MIT’s Thomas Malone believes interactions between humans and computers are increasing the capabilities of both, creating a new form of collective intelligence which he calls “Superminds.” He helps organizations optimize the benefits of cooperation between humans and technology. Erik Brynjolfsson, best-selling co-author of “Machine, Platform, Crowd” and director of the MIT Initiative on the Digital Economy, argues that machine learning is allowing AI to take on more knowledge and functions independently of human programming. This does not mean, however, that humans will be displaced. Rather, Brynjolfsson contends that humans need to develop new skills that complement those of AI, and businesses and policymakers must develop better frameworks for encouraging people to adopt those skills.

In a similar vein, AI expert Iyad Rahwan focuses on mapping existing skills “clusters” to show organizations which ones are most and least likely to be automated. In doing so, Rahwan emphasizes that it is not jobs that will disappear but individual skills for completing certain tasks, and we must update our jobs accordingly to retain our value. Jason Pontin, innovation and technology expert and former editor of the MIT Technology Review, takes a more industry-specific approach, showing specific organizations how AI will impact their own strategies and outlooks for employment in the field.

Affectiva CEO Dr. Rana el Kaliouby and Zyrobotics CTO Dr. Ayanna Howard are pioneering AI innovations in health care and education. El Kaliouby developed “emotion AI,” which takes the technology beyond repetitive tasks to enable it to recognize voices and facial expressions. Her presentations reveal eight major ways emotion AI will transform the future of work, including the way we trust machines even when we aren’t certain they’re making good decisions. Dr. Howard, an award-winning roboticist, is also at the cutting edge of programming machines to behave more like humans. She argues that more human-like robots will enable us to substitute them for caregivers in essential roles that will otherwise go unfilled, and that we can work constructively with them rather than see them as a threat.


It is not just that our jobs are being changed; we are also increasingly working outside of traditional organizations via digital platforms like Uber and Upwork. Harvard Professor and internet pioneer Jonathan Zittrain, a leading expert on the ethical and legal aspects of emerging technology on society, discusses the implications of both AI and digital platforms on the future of work. Zittrain takes an optimistic view of platforms allowing individuals to be self-sufficient entrepreneurs, but also outlines the new frameworks that will have to be created to protect workers while maximizing their productive potential.


Businesses, policymakers and educators will have to address how schooling and workplace training will have to be updated for a new age of AI and digital technology. Dr. Michelle Weise of the Strada Institute for the Future of Work argues that technology itself is the solution to a world where more jobs are performed via AI or digital platforms. Online-based courses are replacing expensive higher education, allowing people to continuously retrain for the ever-changing job market.

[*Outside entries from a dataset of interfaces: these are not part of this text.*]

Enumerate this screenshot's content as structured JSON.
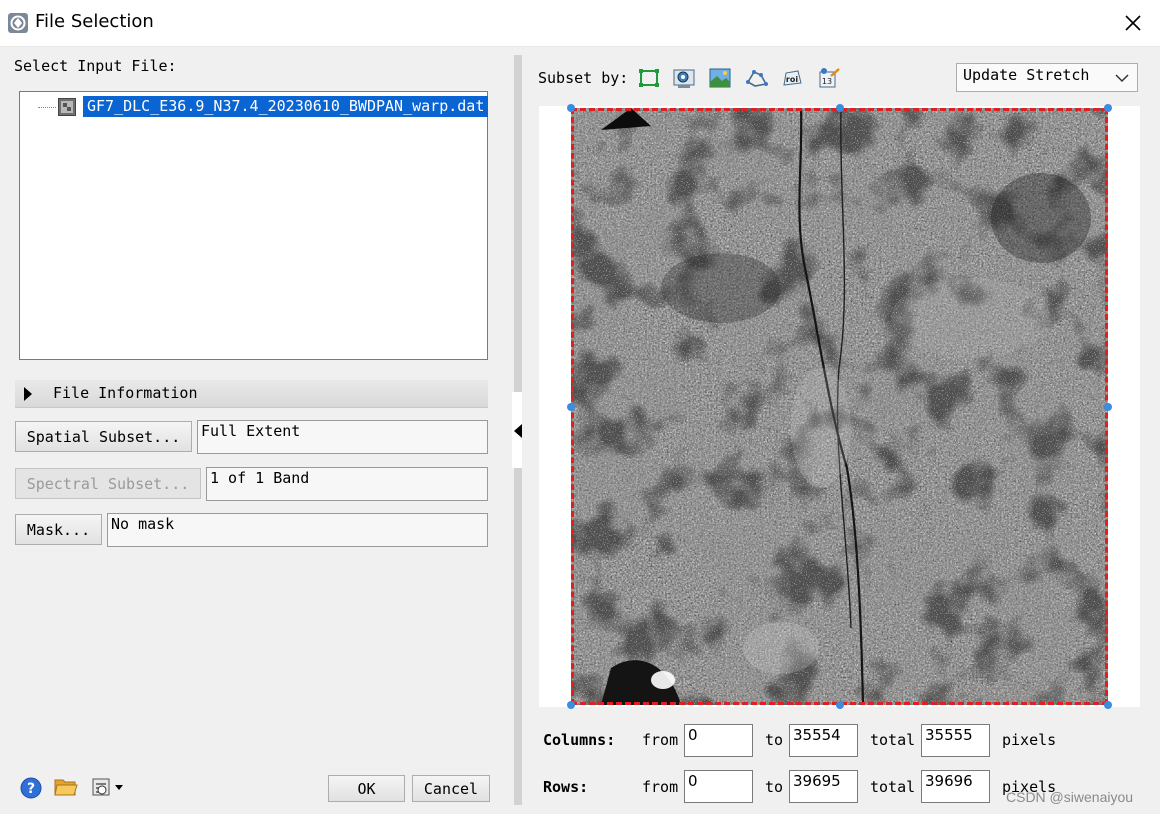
{
  "window": {
    "title": "File Selection",
    "icon": "envi-app-icon",
    "close_icon": "close-icon"
  },
  "left": {
    "select_label": "Select Input File:",
    "files": [
      {
        "name": "GF7_DLC_E36.9_N37.4_20230610_BWDPAN_warp.dat",
        "selected": true,
        "icon": "raster-file-icon"
      }
    ],
    "file_info_label": "File Information",
    "spatial_subset_button": "Spatial Subset...",
    "spatial_subset_value": "Full Extent",
    "spectral_subset_button": "Spectral Subset...",
    "spectral_subset_value": "1 of 1 Band",
    "mask_button": "Mask...",
    "mask_value": "No mask"
  },
  "footer": {
    "help_icon": "help-icon",
    "open_icon": "folder-open-icon",
    "options_icon": "options-dropdown-icon",
    "ok": "OK",
    "cancel": "Cancel"
  },
  "right": {
    "subset_by_label": "Subset by:",
    "subset_tools": [
      "full-extent-icon",
      "view-extent-icon",
      "image-extent-icon",
      "vector-extent-icon",
      "roi-extent-icon",
      "file-subset-icon"
    ],
    "stretch_selected": "Update Stretch",
    "columns_label": "Columns:",
    "rows_label": "Rows:",
    "from_label": "from",
    "to_label": "to",
    "total_label": "total",
    "pixels_label": "pixels",
    "columns": {
      "from": "0",
      "to": "35554",
      "total": "35555"
    },
    "rows": {
      "from": "0",
      "to": "39695",
      "total": "39696"
    }
  },
  "colors": {
    "selection": "#0a64d2",
    "subset_box": "#e02020",
    "handle": "#3a8de0"
  },
  "watermark": "CSDN @siwenaiyou"
}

Award-winning author and workplace development expert Tammy Erickson, meanwhile, advises companies on how they can successfully navigate the HR challenges of the 21st century. She speaks and advises on such issues as managing intergenerational workplaces and how to create an environment where employees develop innovative ideas. Erickson touches on what will be the fundamental challenge for individuals and organizations in the future: mastering (and promoting) those skills that cannot be easily automated or outsourced.

Is your organization prepared for the future of work? Make sure you are on the beneficial side of change. The speaking and advisory services of these esteemed authorities could be the advantage you need to ensure it.

How to Manage the Risks and Opportunities of the Future of Work was last modified: August 1st, 2022 by Danny Stern